Dr. Bonnie Bowers
Due to the prevalence of childhood adversity, investigation into possible pathways to resilient outcomes is critical. While prior research has separately investigated relationships between adversity and daydreaming, adversity and future orientation, future orientation and resilient outcomes, and daydreaming and resilient outcomes, no research has yet been conducted in an attempt to synthesize these threads. The present study explores the potential of daydreaming as a dual-mechanistic form of adaptive coping in response to high levels of stress that employs both emotion- and problem-focused aspects. Participants (N =159) completed an online survey consisting of measures of coping behaviors, future oriented cognitions, childhood adversity, and an adaptive daydreaming scale developed for the purpose of this study. Stepwise multiple regression revealed a four-part model of coping and future orientation that predicts adaptive daydreaming.
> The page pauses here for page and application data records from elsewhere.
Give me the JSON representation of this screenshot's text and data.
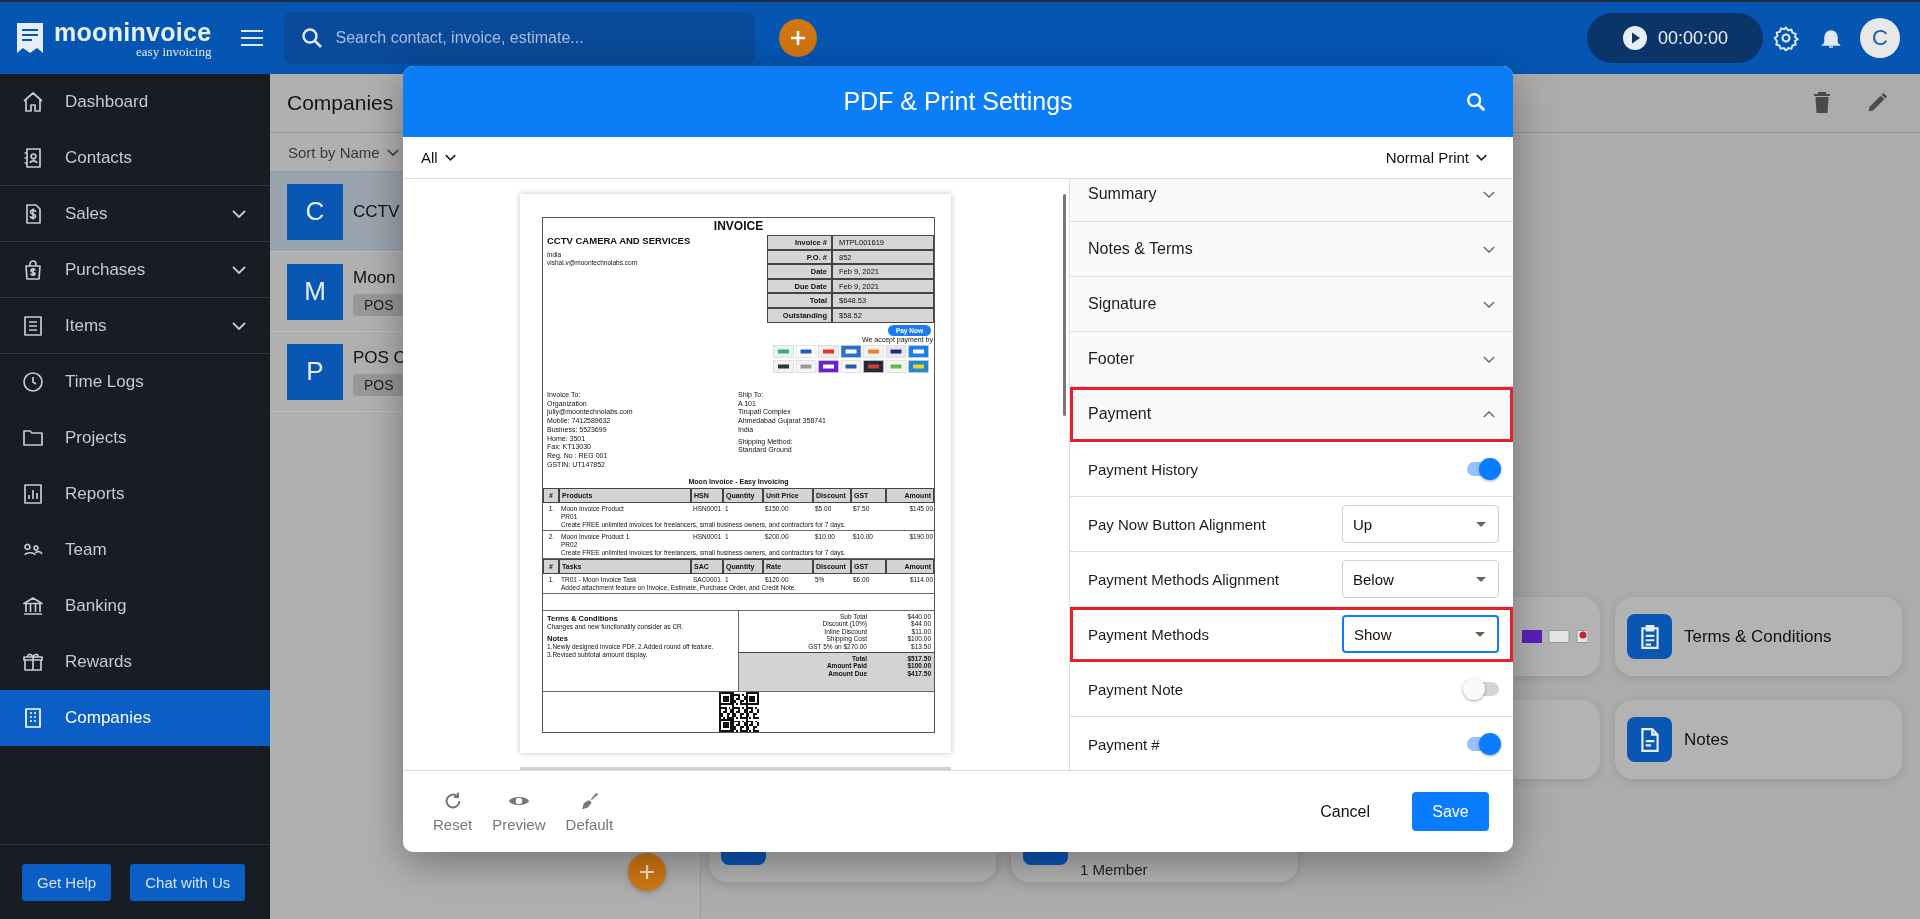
{
  "app": {
    "logo_name": "mooninvoice",
    "logo_tagline": "easy invoicing",
    "search": {
      "placeholder": "Search contact, invoice, estimate..."
    },
    "timer": "00:00:00",
    "avatar": "C"
  },
  "sidebar": {
    "items": [
      {
        "label": "Dashboard",
        "submenu": false,
        "selected": false
      },
      {
        "label": "Contacts",
        "submenu": false,
        "selected": false
      },
      {
        "label": "Sales",
        "submenu": true,
        "selected": false
      },
      {
        "label": "Purchases",
        "submenu": true,
        "selected": false
      },
      {
        "label": "Items",
        "submenu": true,
        "selected": false
      },
      {
        "label": "Time Logs",
        "submenu": false,
        "selected": false
      },
      {
        "label": "Projects",
        "submenu": false,
        "selected": false
      },
      {
        "label": "Reports",
        "submenu": false,
        "selected": false
      },
      {
        "label": "Team",
        "submenu": false,
        "selected": false
      },
      {
        "label": "Banking",
        "submenu": false,
        "selected": false
      },
      {
        "label": "Rewards",
        "submenu": false,
        "selected": false
      },
      {
        "label": "Companies",
        "submenu": false,
        "selected": true
      }
    ],
    "buttons": [
      "Get Help",
      "Chat with Us"
    ]
  },
  "list": {
    "title": "Companies",
    "sort": "Sort by Name",
    "rows": [
      {
        "initial": "C",
        "name": "CCTV",
        "selected": true
      },
      {
        "initial": "M",
        "name": "Moon",
        "tag": "POS",
        "selected": false
      },
      {
        "initial": "P",
        "name": "POS C",
        "tag": "POS",
        "selected": false
      }
    ]
  },
  "detail_cards": [
    {
      "label": "Terms & Conditions"
    },
    {
      "label": "Notes"
    }
  ],
  "member_text": "1 Member",
  "modal": {
    "title": "PDF & Print Settings",
    "filter": "All",
    "print_mode": "Normal Print",
    "settings": [
      {
        "kind": "section",
        "label": "Summary",
        "expanded": false,
        "highlighted": false
      },
      {
        "kind": "section",
        "label": "Notes & Terms",
        "expanded": false,
        "highlighted": false
      },
      {
        "kind": "section",
        "label": "Signature",
        "expanded": false,
        "highlighted": false
      },
      {
        "kind": "section",
        "label": "Footer",
        "expanded": false,
        "highlighted": false
      },
      {
        "kind": "section",
        "label": "Payment",
        "expanded": true,
        "highlighted": true,
        "children": [
          {
            "kind": "toggle",
            "label": "Payment History",
            "on": true,
            "highlighted": false
          },
          {
            "kind": "select",
            "label": "Pay Now Button Alignment",
            "value": "Up",
            "focused": false,
            "highlighted": false
          },
          {
            "kind": "select",
            "label": "Payment Methods Alignment",
            "value": "Below",
            "focused": false,
            "highlighted": false
          },
          {
            "kind": "select",
            "label": "Payment Methods",
            "value": "Show",
            "focused": true,
            "highlighted": true
          },
          {
            "kind": "toggle",
            "label": "Payment Note",
            "on": false,
            "highlighted": false
          },
          {
            "kind": "toggle",
            "label": "Payment #",
            "on": true,
            "highlighted": false
          }
        ]
      }
    ],
    "footer_actions": [
      "Reset",
      "Preview",
      "Default"
    ],
    "cancel": "Cancel",
    "save": "Save"
  },
  "invoice": {
    "title": "INVOICE",
    "company": "CCTV CAMERA AND SERVICES",
    "company_lines": [
      "India",
      "vishal.v@moontechnolabs.com"
    ],
    "meta": [
      {
        "label": "Invoice #",
        "value": "MTPL001619"
      },
      {
        "label": "P.O. #",
        "value": "852"
      },
      {
        "label": "Date",
        "value": "Feb 9, 2021"
      },
      {
        "label": "Due Date",
        "value": "Feb 9, 2021"
      },
      {
        "label": "Total",
        "value": "$648.53"
      },
      {
        "label": "Outstanding",
        "value": "$58.52"
      }
    ],
    "pay_now": "Pay Now",
    "accept_text": "We accept payment by",
    "bill_to": [
      "Invoice To:",
      "Organization",
      "jully@moontechnolabs.com",
      "Mobile: 7412589632",
      "Business: 5523699",
      "Home: 3501",
      "Fax: KT13030",
      "Reg. No : REG 001",
      "GSTIN: UT147852"
    ],
    "ship_to": [
      "Ship To:",
      "A 101",
      "Tirupati Complex",
      "Ahmedabad Gujarat 358741",
      "India"
    ],
    "shipping": [
      "Shipping Method:",
      "Standard Ground"
    ],
    "subtitle": "Moon Invoice - Easy Invoicing",
    "product_columns": [
      "#",
      "Products",
      "HSN",
      "Quantity",
      "Unit Price",
      "Discount",
      "GST",
      "Amount"
    ],
    "products": [
      {
        "no": "1.",
        "name": "Moon Invoice Product",
        "code": "PR01",
        "description": "Create FREE unlimited invoices for freelancers, small business owners, and contractors for 7 days.",
        "cells": [
          "HSN0001",
          "1",
          "$150.00",
          "$5.00",
          "$7.50",
          "$145.00"
        ]
      },
      {
        "no": "2.",
        "name": "Moon Invoice Product 1",
        "code": "PR02",
        "description": "Create FREE unlimited invoices for freelancers, small business owners, and contractors for 7 days.",
        "cells": [
          "HSN0001",
          "1",
          "$200.00",
          "$10.00",
          "$10.00",
          "$190.00"
        ]
      }
    ],
    "task_columns": [
      "#",
      "Tasks",
      "SAC",
      "Quantity",
      "Rate",
      "Discount",
      "GST",
      "Amount"
    ],
    "tasks": [
      {
        "no": "1.",
        "name": "TR01 - Moon Invoice Task",
        "description": "Added attachment feature on Invoice, Estimate, Purchase Order, and Credit Note.",
        "cells": [
          "SAC0001",
          "1",
          "$120.00",
          "5%",
          "$6.00",
          "$114.00"
        ]
      }
    ],
    "terms_title": "Terms & Conditions",
    "terms": "Changes and new functionality consider as CR.",
    "notes_title": "Notes",
    "notes": [
      "1.Newly designed invoice PDF. 2.Added round off feature.",
      "3.Revised subtotal amount display."
    ],
    "summary": [
      {
        "label": "Sub Total",
        "value": "$440.00"
      },
      {
        "label": "Discount (10%)",
        "value": "$44.00"
      },
      {
        "label": "Inline Discount",
        "value": "$11.00"
      },
      {
        "label": "Shipping Cost",
        "value": "$100.00"
      },
      {
        "label": "GST 5% on $270.00",
        "value": "$13.50"
      }
    ],
    "totals": [
      {
        "label": "Total",
        "value": "$517.50"
      },
      {
        "label": "Amount Paid",
        "value": "$100.00"
      },
      {
        "label": "Amount Due",
        "value": "$417.50"
      }
    ]
  }
}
Factorial ANOVAs revealed an interaction effect of adversity and daydreaming on Planning-based coping. Additionally, main effects were found such that those who scored highest on adaptive daydreaming were also high on Positive Reinterpretation and Growth, Planning, Repetitive Thinking about Future Goals, and Positive Indulging about the Future. Implications of these findings are discussed, and suggestions for future research are made.
Franzen, Rose E., "Childhood Adversity & Daydreaming: Investigation of a New Form of Future-Oriented Coping" (2019). Undergraduate Honors Theses, Hollins University. 21.